THE TASK
Below you will find a set of lines. Repeat them all exactly.

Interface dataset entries
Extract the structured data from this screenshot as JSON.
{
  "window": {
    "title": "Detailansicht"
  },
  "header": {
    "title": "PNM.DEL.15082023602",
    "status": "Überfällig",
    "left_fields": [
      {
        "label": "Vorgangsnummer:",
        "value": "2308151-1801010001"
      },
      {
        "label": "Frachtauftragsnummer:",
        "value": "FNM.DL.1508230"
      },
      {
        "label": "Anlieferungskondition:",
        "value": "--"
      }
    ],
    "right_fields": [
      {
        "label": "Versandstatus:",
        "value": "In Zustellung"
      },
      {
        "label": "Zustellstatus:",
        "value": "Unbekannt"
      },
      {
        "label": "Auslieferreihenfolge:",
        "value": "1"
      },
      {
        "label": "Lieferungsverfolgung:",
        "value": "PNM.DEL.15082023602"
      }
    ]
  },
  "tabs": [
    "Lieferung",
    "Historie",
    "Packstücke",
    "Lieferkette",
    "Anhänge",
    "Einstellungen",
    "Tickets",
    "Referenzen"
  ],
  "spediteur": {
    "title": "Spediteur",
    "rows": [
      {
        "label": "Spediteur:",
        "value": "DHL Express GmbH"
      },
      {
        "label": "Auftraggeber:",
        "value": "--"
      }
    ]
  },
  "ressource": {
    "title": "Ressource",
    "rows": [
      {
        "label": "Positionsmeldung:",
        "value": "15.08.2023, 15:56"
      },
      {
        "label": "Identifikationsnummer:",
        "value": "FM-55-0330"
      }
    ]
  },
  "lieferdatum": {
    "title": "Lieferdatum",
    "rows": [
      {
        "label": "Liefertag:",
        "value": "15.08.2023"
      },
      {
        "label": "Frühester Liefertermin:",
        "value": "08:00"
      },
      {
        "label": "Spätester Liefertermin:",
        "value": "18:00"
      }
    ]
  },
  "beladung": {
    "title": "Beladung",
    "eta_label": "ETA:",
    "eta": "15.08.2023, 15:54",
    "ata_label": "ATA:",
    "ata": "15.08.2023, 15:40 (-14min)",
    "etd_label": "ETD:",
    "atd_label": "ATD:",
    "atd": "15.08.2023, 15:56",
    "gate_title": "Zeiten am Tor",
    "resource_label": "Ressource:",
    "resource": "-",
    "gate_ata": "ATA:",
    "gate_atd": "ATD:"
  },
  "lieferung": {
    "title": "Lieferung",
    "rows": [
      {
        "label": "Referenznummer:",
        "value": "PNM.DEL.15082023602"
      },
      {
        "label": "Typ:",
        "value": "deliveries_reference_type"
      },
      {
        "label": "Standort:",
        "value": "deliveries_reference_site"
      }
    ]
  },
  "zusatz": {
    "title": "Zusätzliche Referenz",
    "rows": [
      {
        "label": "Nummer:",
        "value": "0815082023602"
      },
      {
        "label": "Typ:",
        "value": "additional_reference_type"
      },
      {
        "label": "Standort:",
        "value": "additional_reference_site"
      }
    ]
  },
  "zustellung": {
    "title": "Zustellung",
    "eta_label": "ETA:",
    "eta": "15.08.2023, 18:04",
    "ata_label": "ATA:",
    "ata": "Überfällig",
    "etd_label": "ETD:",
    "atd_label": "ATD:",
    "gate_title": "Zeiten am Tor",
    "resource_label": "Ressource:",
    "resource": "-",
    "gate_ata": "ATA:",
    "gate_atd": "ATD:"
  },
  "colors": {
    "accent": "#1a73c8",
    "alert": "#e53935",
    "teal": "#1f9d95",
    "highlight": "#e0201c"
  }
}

YOUR SOLUTION
Extract the structured data from this screenshot as JSON.
{
  "window": {
    "title": "Detailansicht"
  },
  "header": {
    "title": "PNM.DEL.15082023602",
    "status": "Überfällig",
    "left_fields": [
      {
        "label": "Vorgangsnummer:",
        "value": "2308151-1801010001"
      },
      {
        "label": "Frachtauftragsnummer:",
        "value": "FNM.DL.1508230"
      },
      {
        "label": "Anlieferungskondition:",
        "value": "--"
      }
    ],
    "right_fields": [
      {
        "label": "Versandstatus:",
        "value": "In Zustellung"
      },
      {
        "label": "Zustellstatus:",
        "value": "Unbekannt"
      },
      {
        "label": "Auslieferreihenfolge:",
        "value": "1"
      },
      {
        "label": "Lieferungsverfolgung:",
        "value": "PNM.DEL.15082023602"
      }
    ]
  },
  "tabs": [
    "Lieferung",
    "Historie",
    "Packstücke",
    "Lieferkette",
    "Anhänge",
    "Einstellungen",
    "Tickets",
    "Referenzen"
  ],
  "spediteur": {
    "title": "Spediteur",
    "rows": [
      {
        "label": "Spediteur:",
        "value": "DHL Express GmbH"
      },
      {
        "label": "Auftraggeber:",
        "value": "--"
      }
    ]
  },
  "ressource": {
    "title": "Ressource",
    "rows": [
      {
        "label": "Positionsmeldung:",
        "value": "15.08.2023, 15:56"
      },
      {
        "label": "Identifikationsnummer:",
        "value": "FM-55-0330"
      }
    ]
  },
  "lieferdatum": {
    "title": "Lieferdatum",
    "rows": [
      {
        "label": "Liefertag:",
        "value": "15.08.2023"
      },
      {
        "label": "Frühester Liefertermin:",
        "value": "08:00"
      },
      {
        "label": "Spätester Liefertermin:",
        "value": "18:00"
      }
    ]
  },
  "beladung": {
    "title": "Beladung",
    "eta_label": "ETA:",
    "eta": "15.08.2023, 15:54",
    "ata_label": "ATA:",
    "ata": "15.08.2023, 15:40 (-14min)",
    "etd_label": "ETD:",
    "atd_label": "ATD:",
    "atd": "15.08.2023, 15:56",
    "gate_title": "Zeiten am Tor",
    "resource_label": "Ressource:",
    "resource": "-",
    "gate_ata": "ATA:",
    "gate_atd": "ATD:"
  },
  "lieferung": {
    "title": "Lieferung",
    "rows": [
      {
        "label": "Referenznummer:",
        "value": "PNM.DEL.15082023602"
      },
      {
        "label": "Typ:",
        "value": "deliveries_reference_type"
      },
      {
        "label": "Standort:",
        "value": "deliveries_reference_site"
      }
    ]
  },
  "zusatz": {
    "title": "Zusätzliche Referenz",
    "rows": [
      {
        "label": "Nummer:",
        "value": "0815082023602"
      },
      {
        "label": "Typ:",
        "value": "additional_reference_type"
      },
      {
        "label": "Standort:",
        "value": "additional_reference_site"
      }
    ]
  },
  "zustellung": {
    "title": "Zustellung",
    "eta_label": "ETA:",
    "eta": "15.08.2023, 18:04",
    "ata_label": "ATA:",
    "ata": "Überfällig",
    "etd_label": "ETD:",
    "atd_label": "ATD:",
    "gate_title": "Zeiten am Tor",
    "resource_label": "Ressource:",
    "resource": "-",
    "gate_ata": "ATA:",
    "gate_atd": "ATD:"
  },
  "colors": {
    "accent": "#1a73c8",
    "alert": "#e53935",
    "teal": "#1f9d95",
    "highlight": "#e0201c"
  }
}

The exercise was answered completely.